**What to do**
From the entries below, count every line that contains the word "JSON". Please give the number and nothing else.

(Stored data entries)
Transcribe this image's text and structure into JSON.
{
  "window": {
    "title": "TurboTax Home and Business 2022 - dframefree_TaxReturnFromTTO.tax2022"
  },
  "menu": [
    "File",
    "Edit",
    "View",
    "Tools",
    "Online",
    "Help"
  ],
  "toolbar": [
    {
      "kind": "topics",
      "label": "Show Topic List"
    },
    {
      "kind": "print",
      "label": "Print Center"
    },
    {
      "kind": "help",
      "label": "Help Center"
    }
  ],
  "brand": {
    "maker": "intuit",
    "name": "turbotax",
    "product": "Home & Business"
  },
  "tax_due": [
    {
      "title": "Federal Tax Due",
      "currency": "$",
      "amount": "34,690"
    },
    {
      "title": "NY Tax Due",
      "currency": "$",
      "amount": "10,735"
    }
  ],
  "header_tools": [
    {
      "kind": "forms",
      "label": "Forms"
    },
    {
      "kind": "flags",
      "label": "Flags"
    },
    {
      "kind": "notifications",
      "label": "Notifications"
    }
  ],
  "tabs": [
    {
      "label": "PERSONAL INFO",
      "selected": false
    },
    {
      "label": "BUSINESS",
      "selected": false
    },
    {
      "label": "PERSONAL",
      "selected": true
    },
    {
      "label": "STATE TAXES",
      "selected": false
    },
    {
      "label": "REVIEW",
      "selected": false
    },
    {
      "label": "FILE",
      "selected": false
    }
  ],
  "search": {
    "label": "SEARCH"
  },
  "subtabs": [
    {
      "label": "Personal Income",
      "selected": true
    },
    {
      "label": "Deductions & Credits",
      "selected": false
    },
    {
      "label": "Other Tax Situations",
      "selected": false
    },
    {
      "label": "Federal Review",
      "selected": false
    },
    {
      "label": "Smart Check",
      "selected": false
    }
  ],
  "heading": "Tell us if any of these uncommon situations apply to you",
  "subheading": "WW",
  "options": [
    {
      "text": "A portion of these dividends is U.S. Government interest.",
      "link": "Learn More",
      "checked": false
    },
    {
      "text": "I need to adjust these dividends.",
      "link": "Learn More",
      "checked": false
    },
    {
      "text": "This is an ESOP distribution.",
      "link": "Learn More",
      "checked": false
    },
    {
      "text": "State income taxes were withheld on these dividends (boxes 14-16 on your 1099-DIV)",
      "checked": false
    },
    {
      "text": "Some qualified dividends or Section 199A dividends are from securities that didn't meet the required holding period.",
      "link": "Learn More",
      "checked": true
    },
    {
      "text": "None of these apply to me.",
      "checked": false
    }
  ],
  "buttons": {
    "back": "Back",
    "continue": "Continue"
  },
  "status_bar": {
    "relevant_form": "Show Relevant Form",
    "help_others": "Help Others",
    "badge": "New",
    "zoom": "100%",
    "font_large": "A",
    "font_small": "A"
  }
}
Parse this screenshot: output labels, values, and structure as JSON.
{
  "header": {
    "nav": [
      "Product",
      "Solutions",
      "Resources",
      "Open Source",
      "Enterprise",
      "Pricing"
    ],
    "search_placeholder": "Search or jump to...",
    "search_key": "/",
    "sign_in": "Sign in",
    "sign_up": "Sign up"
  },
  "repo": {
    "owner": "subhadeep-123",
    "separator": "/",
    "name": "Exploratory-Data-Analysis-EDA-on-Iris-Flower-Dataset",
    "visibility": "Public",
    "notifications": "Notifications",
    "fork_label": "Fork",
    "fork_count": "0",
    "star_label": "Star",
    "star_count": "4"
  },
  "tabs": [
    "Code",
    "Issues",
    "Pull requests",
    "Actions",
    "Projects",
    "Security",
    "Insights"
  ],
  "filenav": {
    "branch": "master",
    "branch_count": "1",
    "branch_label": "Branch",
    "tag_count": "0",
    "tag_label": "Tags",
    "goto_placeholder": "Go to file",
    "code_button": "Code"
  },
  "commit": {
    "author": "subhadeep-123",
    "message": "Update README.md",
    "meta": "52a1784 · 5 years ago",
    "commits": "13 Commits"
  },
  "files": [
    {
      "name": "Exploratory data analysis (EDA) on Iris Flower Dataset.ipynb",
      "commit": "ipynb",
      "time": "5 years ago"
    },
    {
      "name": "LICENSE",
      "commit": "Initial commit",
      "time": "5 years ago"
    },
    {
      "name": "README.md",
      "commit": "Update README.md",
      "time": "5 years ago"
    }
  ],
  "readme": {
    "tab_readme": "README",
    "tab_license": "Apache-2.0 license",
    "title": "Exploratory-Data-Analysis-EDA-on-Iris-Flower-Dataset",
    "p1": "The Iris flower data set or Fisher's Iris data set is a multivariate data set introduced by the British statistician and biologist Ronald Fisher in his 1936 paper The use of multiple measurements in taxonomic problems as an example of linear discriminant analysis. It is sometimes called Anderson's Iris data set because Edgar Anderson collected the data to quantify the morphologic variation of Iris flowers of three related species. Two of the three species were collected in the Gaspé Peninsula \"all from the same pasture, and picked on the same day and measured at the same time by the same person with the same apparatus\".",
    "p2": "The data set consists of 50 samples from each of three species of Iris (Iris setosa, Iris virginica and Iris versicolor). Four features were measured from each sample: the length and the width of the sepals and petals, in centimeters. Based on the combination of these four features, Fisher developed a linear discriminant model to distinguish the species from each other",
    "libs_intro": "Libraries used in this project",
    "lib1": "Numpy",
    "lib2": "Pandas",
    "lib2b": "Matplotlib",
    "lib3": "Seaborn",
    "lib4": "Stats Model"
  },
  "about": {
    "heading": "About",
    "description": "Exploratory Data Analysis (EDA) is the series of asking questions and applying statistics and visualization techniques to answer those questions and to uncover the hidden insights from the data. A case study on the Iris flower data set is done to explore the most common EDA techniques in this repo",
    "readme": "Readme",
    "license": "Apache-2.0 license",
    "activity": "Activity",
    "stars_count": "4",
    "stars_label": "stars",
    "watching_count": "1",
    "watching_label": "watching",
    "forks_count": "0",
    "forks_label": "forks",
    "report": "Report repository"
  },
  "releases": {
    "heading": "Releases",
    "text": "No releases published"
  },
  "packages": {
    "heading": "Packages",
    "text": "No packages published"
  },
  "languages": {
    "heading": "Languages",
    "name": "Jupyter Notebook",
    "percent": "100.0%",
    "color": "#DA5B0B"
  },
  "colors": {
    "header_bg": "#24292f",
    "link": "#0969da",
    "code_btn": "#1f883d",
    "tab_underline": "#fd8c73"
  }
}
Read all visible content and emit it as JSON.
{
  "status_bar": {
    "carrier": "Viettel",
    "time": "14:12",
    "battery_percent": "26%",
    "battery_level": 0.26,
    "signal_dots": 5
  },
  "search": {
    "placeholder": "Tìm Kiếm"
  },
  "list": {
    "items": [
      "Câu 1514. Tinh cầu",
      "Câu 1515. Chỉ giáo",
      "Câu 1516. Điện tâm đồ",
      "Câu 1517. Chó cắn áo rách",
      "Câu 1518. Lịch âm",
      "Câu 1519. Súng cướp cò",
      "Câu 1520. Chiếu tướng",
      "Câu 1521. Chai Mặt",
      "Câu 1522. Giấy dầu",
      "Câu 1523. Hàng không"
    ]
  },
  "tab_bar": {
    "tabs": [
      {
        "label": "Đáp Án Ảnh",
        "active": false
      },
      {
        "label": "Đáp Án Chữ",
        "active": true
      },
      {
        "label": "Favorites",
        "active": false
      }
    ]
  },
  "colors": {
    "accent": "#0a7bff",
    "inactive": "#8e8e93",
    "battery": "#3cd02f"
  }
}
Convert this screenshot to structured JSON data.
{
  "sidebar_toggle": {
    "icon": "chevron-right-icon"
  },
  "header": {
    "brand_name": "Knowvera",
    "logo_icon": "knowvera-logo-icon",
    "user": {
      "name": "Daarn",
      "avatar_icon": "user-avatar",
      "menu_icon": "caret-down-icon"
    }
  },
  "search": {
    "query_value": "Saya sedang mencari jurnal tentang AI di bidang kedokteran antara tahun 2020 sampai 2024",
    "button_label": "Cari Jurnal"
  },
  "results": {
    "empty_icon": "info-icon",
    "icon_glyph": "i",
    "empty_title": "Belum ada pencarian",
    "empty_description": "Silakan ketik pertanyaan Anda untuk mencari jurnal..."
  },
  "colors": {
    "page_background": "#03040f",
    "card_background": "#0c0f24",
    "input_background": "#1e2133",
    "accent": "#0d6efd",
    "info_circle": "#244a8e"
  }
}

**Result for this exercise**
4